Imagine the message it would send to the players and employees of that club, their sponsors and supporters and the league as a whole?
Within a few short years you would see a dramatic uplift in behaviour by all players contracted to that club. Each of those players would hold each other accountable to the high standards by which they are operating day in and day out.
The fans of the team would be more engaged, and even more passionate, safe in the knowledge that their players are giving it their all, are all on the same page and have a tight knit group. That their hard earned money spent supporting their team is respected.
Corporate sponsors would start proactively making inquiries about partnering with this club, safe in the knowledge that their sponsoirpship dollars are not likely to be tarnished by off-field issues and dragged through the back pages of the sport section.
Players from across the league who are serious about winning, serious about their performance and serious about their off-field commercial opportunities both now and post-career would be lining up to join this team.
Junior players coming through the ranks would have exemplorary behaviour as they would be under no illusion that anything less would result in them not being offered a senior contract.
This team would have created a competitive advantage over the rest of their peers – all by focusing on culture, behaviour and standards first, and winning second.
I know this sounds radical but in reality its not. And you know what? I’m willing to bet that this strategy would pay off long term in on-field performance too.
I think it’s about time a brave CEO, with support from their Board, took a stand and departed from the norm. No more making excuses, flying offenders off to Thailand for a paid holiday (sorry, rehab) and returning them back to the same environment, same standards and same ‘good’ support crew but hoping for a different outcome.
In corporate circles, companies are ridiculed by the media and public, and depending on the industry hammered by investors or regulators when they let poor behaviour go unchecked the expense of results. And for good reason. As a result, corporate Australia is getting much better at dealing with integrity scandals and making it difficult for rogues to exist, never mind prosper.
At its core, the small percentage of bad boys across the NRL continue to be bad boys because they know they will be given a third, fourth and fifth chance. They know that they can get another contract registered.
All they need to do is ask for a release, go to a rehab facility offshore and wait for it to die down before another club is willing to take a punt on them, and NRL HQ will register their contract. Worst case they depart Australia for a few short years, earn millions in cashed up overseas leagues and return to resume their career.
And this small percentage of bad apples are the ones spoiling it for the rest of the league.

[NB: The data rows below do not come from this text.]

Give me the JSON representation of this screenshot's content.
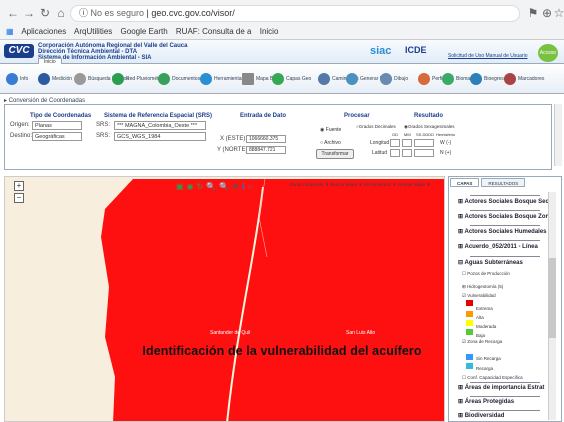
{
  "browser": {
    "url_prefix": "No es seguro",
    "url": "geo.cvc.gov.co/visor/",
    "bookmarks": [
      "Aplicaciones",
      "ArqUtilities",
      "Google Earth",
      "RUAF: Consulta de a",
      "Inicio"
    ]
  },
  "banner": {
    "logo": "CVC",
    "org_lines": [
      "Corporación Autónoma Regional del Valle del Cauca",
      "Dirección Técnica Ambiental - DTA",
      "Sistema de Información Ambiental - SIA"
    ],
    "siac": "siac",
    "icde": "ICDE",
    "manual": "Solicitud de Uso Manual de Usuario",
    "avatar": "Acceso",
    "tab": "Inicio"
  },
  "toolbar": {
    "items": [
      "Info",
      "Medición",
      "Búsqueda Predios",
      "Red Pluviométrica",
      "Documentos",
      "Herramientas",
      "Mapa Base",
      "Capas Geo",
      "Caminantes",
      "Generar Mapa",
      "Dibujo",
      "Perfil",
      "Biomas",
      "Bioegresar",
      "Marcadores",
      "Consultar"
    ]
  },
  "panel": {
    "header": "Conversión de Coordenadas",
    "tipo_title": "Tipo de Coordenadas",
    "sistema_title": "Sistema de Referencia Espacial (SRS)",
    "entrada_title": "Entrada de Dato",
    "procesar_title": "Procesar",
    "resultado_title": "Resultado",
    "origen_label": "Origen:",
    "origen_value": "Planas",
    "destino_label": "Destino:",
    "destino_value": "Geográficas",
    "srs1_label": "SRS:",
    "srs1_value": "*** MAGNA_Colombia_Oeste ***",
    "srs2_label": "SRS:",
    "srs2_value": "GCS_WGS_1984",
    "x_label": "X (ESTE):",
    "x_value": "1066660.375",
    "y_label": "Y (NORTE):",
    "y_value": "888847.721",
    "fuente": "Fuente",
    "archivo": "Archivo",
    "radio_dec": "Grados Decimales",
    "radio_sex": "Grados Sexagesimales",
    "col_gd": "GD",
    "col_mm": "MM",
    "col_ss": "SS.DDDD",
    "col_hemi": "Hemisferio",
    "longitud": "Longitud",
    "latitud": "Latitud",
    "hemi_w": "W (-)",
    "hemi_n": "N (+)",
    "transform": "Transformar"
  },
  "map": {
    "menus": "Zona Condensar ▼   Buscar Mapa ▼   Herramientas ▼   Limpiar Mapa ▼",
    "label_left": "Santander de Quil",
    "label_right": "San Luis Alto",
    "caption": "Identificación de la vulnerabilidad del acuífero",
    "fill_color": "#ff1010"
  },
  "layers": {
    "tabs": [
      "CAPAS",
      "RESULTADOS"
    ],
    "items": [
      "Actores Sociales Bosque Sec",
      "Actores Sociales Bosque Zon",
      "Actores Sociales Humedales",
      "Acuerdo_052/2011 - Línea",
      "Aguas Subterráneas",
      "Áreas de importancia Estrat",
      "Áreas Protegidas",
      "Biodiversidad"
    ],
    "subs": [
      "Pozos de Producción",
      "Hidrogeotomía (5)",
      "Vulnerabilidad",
      "Zona de Recarga",
      "Conf. Capacidad Especifica"
    ],
    "legend": [
      {
        "name": "Extrema",
        "color": "#e60000"
      },
      {
        "name": "Alta",
        "color": "#ff9900"
      },
      {
        "name": "Moderada",
        "color": "#ffff00"
      },
      {
        "name": "Baja",
        "color": "#55cc33"
      },
      {
        "name": "Recarga",
        "color": "#3399ff"
      }
    ],
    "zona_item": "Sin Recarga"
  }
}
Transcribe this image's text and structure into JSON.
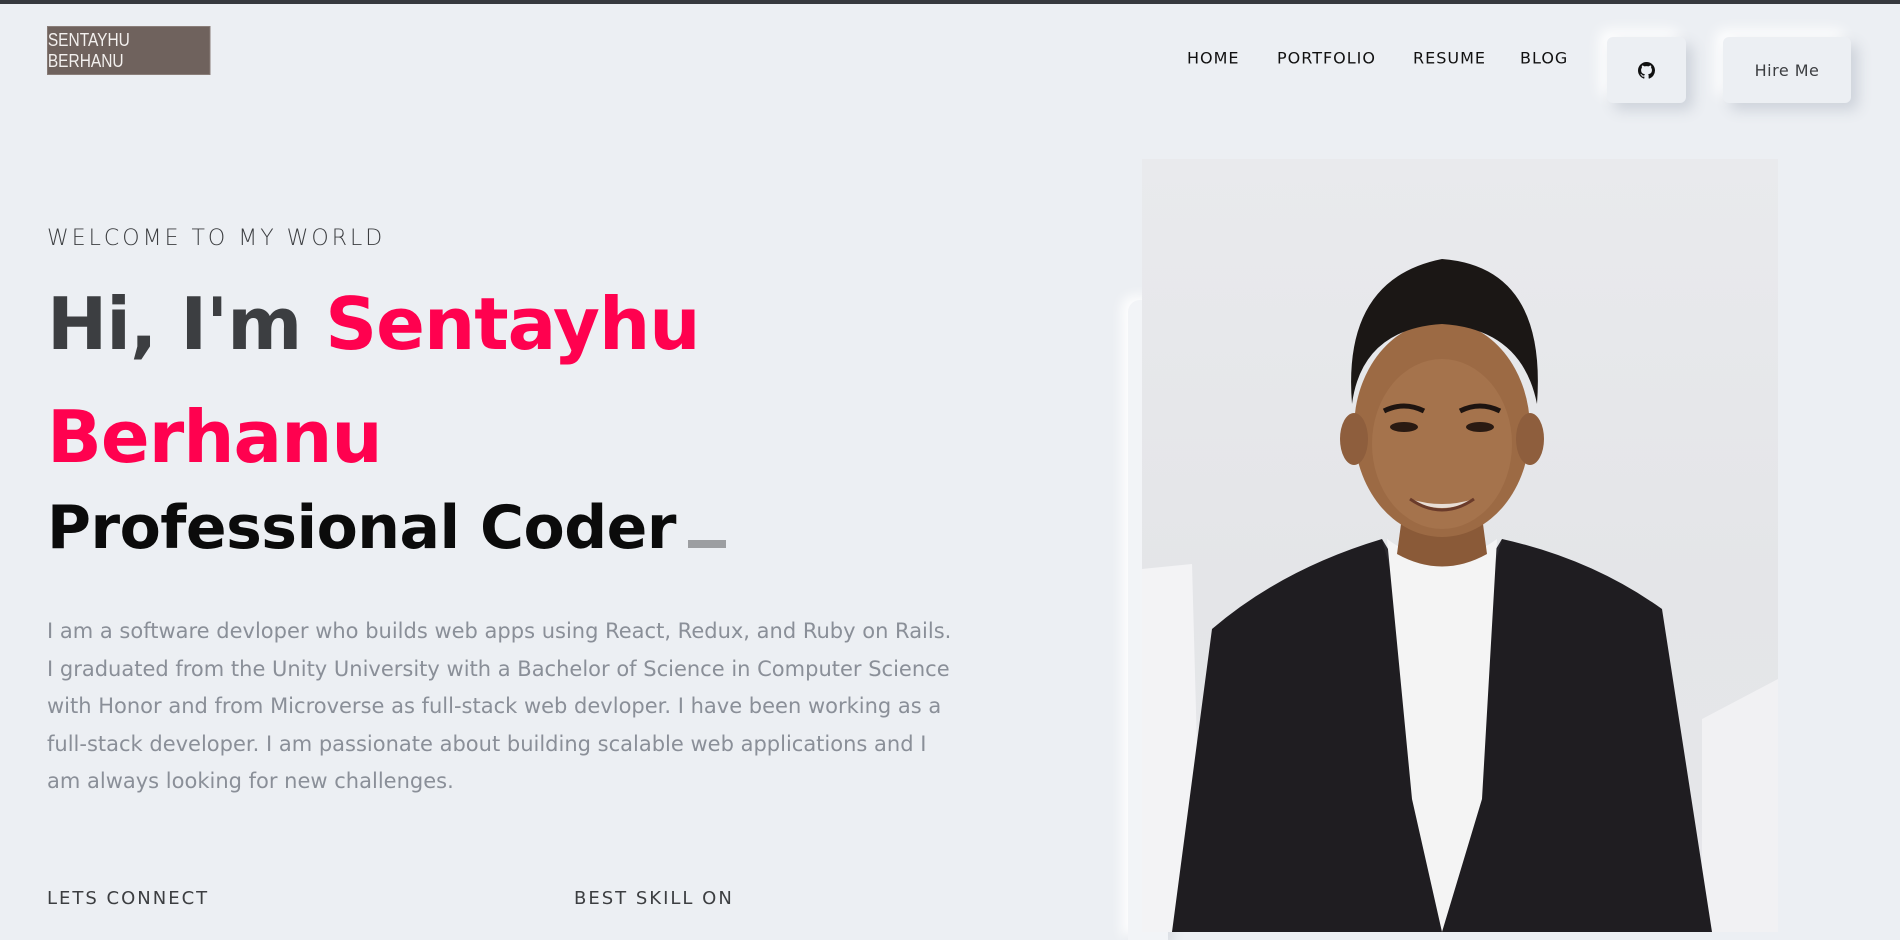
{
  "header": {
    "logo_text": "SENTAYHU BERHANU",
    "nav": [
      {
        "label": "HOME"
      },
      {
        "label": "PORTFOLIO"
      },
      {
        "label": "RESUME"
      },
      {
        "label": "BLOG"
      }
    ],
    "github_icon": "github-icon",
    "hire_label": "Hire Me"
  },
  "hero": {
    "welcome": "WELCOME TO MY WORLD",
    "greeting": "Hi, I'm ",
    "name": "Sentayhu Berhanu",
    "role": "Professional Coder",
    "bio": "I am a software devloper who builds web apps using React, Redux, and Ruby on Rails. I graduated from the Unity University with a Bachelor of Science in Computer Science with Honor and from Microverse as full-stack web devloper. I have been working as a full-stack developer. I am passionate about building scalable web applications and I am always looking for new challenges.",
    "connect_label": "LETS CONNECT",
    "skill_label": "BEST SKILL ON"
  },
  "colors": {
    "accent": "#ff014f",
    "background": "#eceff3",
    "text": "#3c3e41",
    "muted": "#8a8f98"
  }
}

It’s time to place a higher premium on behaviour, culture and engagement and have faith that it will result in a much better organisation, team and the ultimate goal for any NRL team – a premiership.